Every business fights a constant battle to get spending down. It’s an essential component of business management, and reducing overhead is not always easy. Yet, with constant improvements in technology, there are always opportunities to save money, if you know where to look. Well-targeted spending in IT provides a number of ways to lower your costs while improving efficiency, accuracy, and other aspects of virtually any business operation. It doesn’t matter the industry, things like automation and cybersecurity can always improve your bottom line.
With all of that in mind, here are six ways you can lower business costs with smart investments in IT.
The type of automation that does the most good clearly depends on how a business is run, but there are always options. At an absolute minimum, you can try to automate expense tracking and other aspects of accounting. While accounting automation software does require an investment, it is a very controllable cost, and with a little strategy, it will reduce your total spending on accounting.
You can also search for industry-specific automation opportunities. Software licenses are very regular, and when they provide options to lower labor or contracting costs, they can easily save on overhead.
Speaking of labor and contracting costs, a lot of overhead goes toward training, turnover, and inefficient labor. One of the easiest ways to save on IT costs for any business is to explore outsourcing options.
In most cases, you can save money by hiring a managed IT service that either replaces in-house IT or lowers their burden of responsibilities, but, as you outsource more and more tasks, you can run into the risk of inflating your budget through inefficient contracts. That’s when you will need to think about the best ways to manage contingent labor. With a good strategy, you can optimize outsourcing software development and save money.

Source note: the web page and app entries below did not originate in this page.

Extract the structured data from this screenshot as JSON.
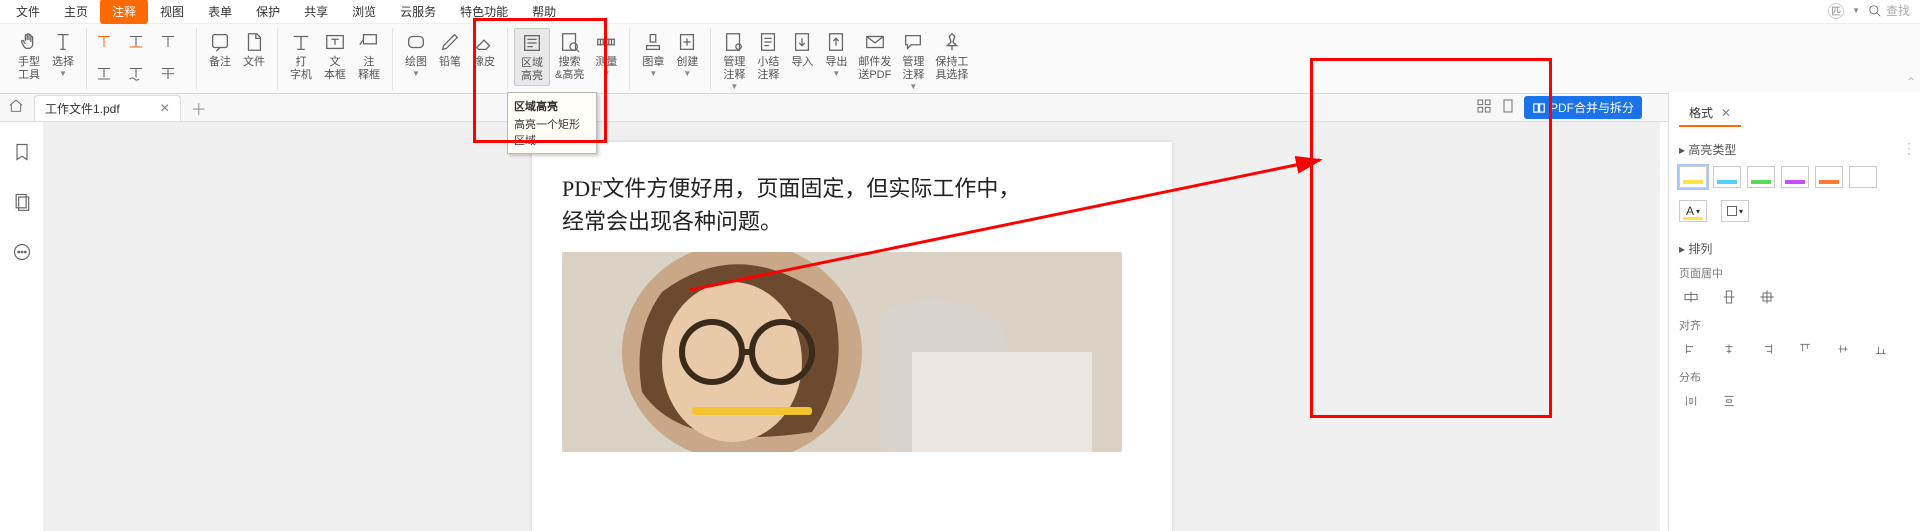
{
  "menu": {
    "items": [
      "文件",
      "主页",
      "注释",
      "视图",
      "表单",
      "保护",
      "共享",
      "浏览",
      "云服务",
      "特色功能",
      "帮助"
    ],
    "active_index": 2
  },
  "search": {
    "placeholder": "查找",
    "zoom_icon_label": "匹"
  },
  "ribbon": {
    "groups": [
      {
        "buttons": [
          {
            "name": "hand-tool",
            "label": "手型\n工具"
          },
          {
            "name": "select-tool",
            "label": "选择",
            "dropdown": true
          }
        ]
      },
      {
        "buttons": [
          {
            "name": "text-highlight-1",
            "label": ""
          },
          {
            "name": "text-highlight-2",
            "label": ""
          },
          {
            "name": "text-highlight-3",
            "label": ""
          },
          {
            "name": "text-underline-1",
            "label": ""
          },
          {
            "name": "text-underline-2",
            "label": ""
          },
          {
            "name": "text-strikethrough",
            "label": ""
          }
        ],
        "compact": true
      },
      {
        "buttons": [
          {
            "name": "note",
            "label": "备注"
          },
          {
            "name": "file-attach",
            "label": "文件"
          }
        ]
      },
      {
        "buttons": [
          {
            "name": "typewriter",
            "label": "打\n字机"
          },
          {
            "name": "textbox",
            "label": "文\n本框"
          },
          {
            "name": "callout",
            "label": "注\n释框"
          }
        ]
      },
      {
        "buttons": [
          {
            "name": "drawing",
            "label": "绘图",
            "dropdown": true
          },
          {
            "name": "pencil",
            "label": "铅笔"
          },
          {
            "name": "eraser",
            "label": "橡皮"
          }
        ]
      },
      {
        "buttons": [
          {
            "name": "area-highlight",
            "label": "区域\n高亮",
            "active": true
          },
          {
            "name": "search-highlight",
            "label": "搜索\n&高亮"
          },
          {
            "name": "measure",
            "label": "测量",
            "dropdown": true
          }
        ]
      },
      {
        "buttons": [
          {
            "name": "stamp",
            "label": "图章",
            "dropdown": true
          },
          {
            "name": "create",
            "label": "创建",
            "dropdown": true
          }
        ]
      },
      {
        "buttons": [
          {
            "name": "manage-comments",
            "label": "管理\n注释",
            "dropdown": true
          },
          {
            "name": "summarize-comments",
            "label": "小结\n注释"
          },
          {
            "name": "import",
            "label": "导入"
          },
          {
            "name": "export",
            "label": "导出",
            "dropdown": true
          },
          {
            "name": "email-pdf",
            "label": "邮件发\n送PDF"
          },
          {
            "name": "manage-comments-2",
            "label": "管理\n注释",
            "dropdown": true
          },
          {
            "name": "keep-tool",
            "label": "保持工\n具选择"
          }
        ]
      }
    ]
  },
  "tooltip": {
    "title": "区域高亮",
    "desc": "高亮一个矩形区域"
  },
  "tabs": {
    "open": [
      {
        "title": "工作文件1.pdf"
      }
    ]
  },
  "tabbar_right": {
    "merge_btn": "PDF合并与拆分"
  },
  "doc": {
    "line1": "PDF文件方便好用，页面固定，但实际工作中，",
    "line2": "经常会出现各种问题。"
  },
  "right_panel": {
    "tab_label": "格式",
    "section_highlight": "高亮类型",
    "colors": [
      "#ffe24d",
      "#52d0ff",
      "#5bd95b",
      "#c44dff",
      "#ff7a2e",
      "#ffffff"
    ],
    "section_arrange": "排列",
    "sub_center": "页面居中",
    "sub_align": "对齐",
    "sub_distribute": "分布"
  }
}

IT covers all of the technology in your business. That technology usually runs on electricity, and providing electricity costs money.

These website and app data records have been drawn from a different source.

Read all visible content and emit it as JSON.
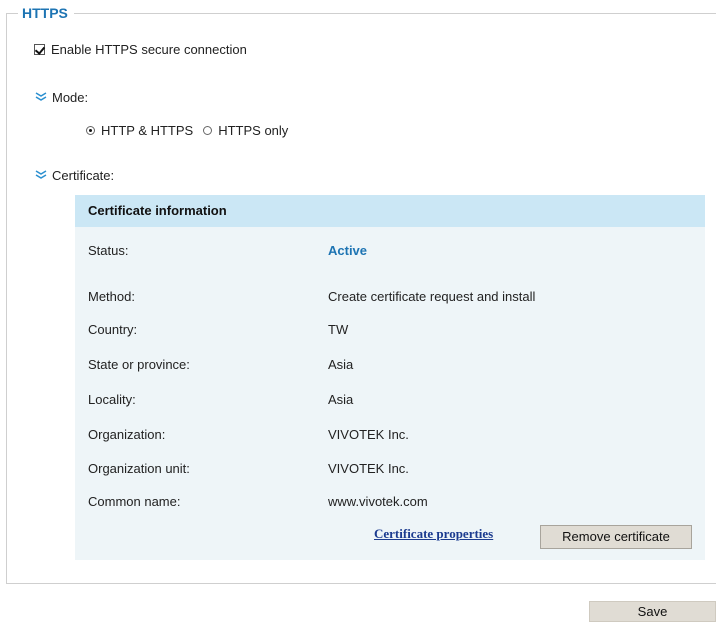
{
  "section": {
    "title": "HTTPS"
  },
  "enable_https": {
    "label": "Enable HTTPS secure connection",
    "checked": true
  },
  "mode": {
    "label": "Mode:",
    "options": [
      {
        "label": "HTTP & HTTPS",
        "selected": true
      },
      {
        "label": "HTTPS only",
        "selected": false
      }
    ]
  },
  "certificate": {
    "label": "Certificate:",
    "panel_title": "Certificate information",
    "rows": [
      {
        "label": "Status:",
        "value": "Active"
      },
      {
        "label": "Method:",
        "value": "Create certificate request and install"
      },
      {
        "label": "Country:",
        "value": "TW"
      },
      {
        "label": "State or province:",
        "value": "Asia"
      },
      {
        "label": "Locality:",
        "value": "Asia"
      },
      {
        "label": "Organization:",
        "value": "VIVOTEK Inc."
      },
      {
        "label": "Organization unit:",
        "value": "VIVOTEK Inc."
      },
      {
        "label": "Common name:",
        "value": "www.vivotek.com"
      }
    ],
    "properties_link": "Certificate properties",
    "remove_button": "Remove certificate"
  },
  "save_button": "Save",
  "colors": {
    "accent": "#1d74b3",
    "panel_header": "#cbe7f5",
    "panel_bg": "#eef5f8",
    "link": "#1b3b8f"
  },
  "icons": {
    "section_toggle": "chevron-double-down-icon"
  }
}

You can audit your hardware and see what is using the most power. With that audit, you can also come up with expectations for future hardware. Using all of this information, you can try to acquire equipment that is more energy-efficient. If you roll this strategy into your existing IT upgrade plan, you can become more energy-efficient without significantly raising your IT costs. You just get to save on utilities.
Offices still use paper, and every business has at least some level of office work. What’s easy to overlook is how inefficient paper spending can be.
There are paper management services that can help minimize these costs. Paper management can completely run your office printing services, or you can simply aim for an audit and consulting package. This will help you find ways to lower equipment and supply costs. A good print management plan can even help you improve workflows related to printing. That can increase productivity and efficiency, providing opportunities for financial gains in several different ways.
Every industry has its own set of regulations, and compliance is important. Compliance failures can lead to massive fines, major business disruptions, and in the worst cases, permanent closure. IT investments can help with compliance — especially those that relate to data management. By investing in professional IT personnel (whether you hire them directly or contract them), you can get expert guidance on building a compliant business infrastructure.
You can prevent compliance problems before they happen. And while you do this, you will also bolster your business infrastructure against data losses that can lead to expensive problems and brand confidence issues.
Lastly, cybersecurity investments can prevent problems before they arise. This might not feel like a reduction in overhead, but the first time your business goes down to a ransomware attack (or any other security failure), you’ll feel that financial pain in a hurry. Robust cybersecurity is preventative, and if you never experience major data loss or other IT-related downtime, then you’re likely saving a lot of money. Data breaches cost businesses an average of $2.63 million each. Cybersecurity will be much less than that, and that’s just one possible problem being prevented.
Security investments lower overhead, even if your accounting doesn’t currently anticipate the costs of lax security.
Overall, IT investments are difficult to perfect. The experts in the industry will never run out of recommendations for more resources and increased spending, and you have to figure out where to draw the line. If you can consistently pit your IT spending against the savings it is supposed to generate, it’s easier to see where the line should be. You can optimize your IT spending, and as you do, you’ll lower the overall cost of running your business. It takes time and learning to get there, but it’s a strategy with great longevity.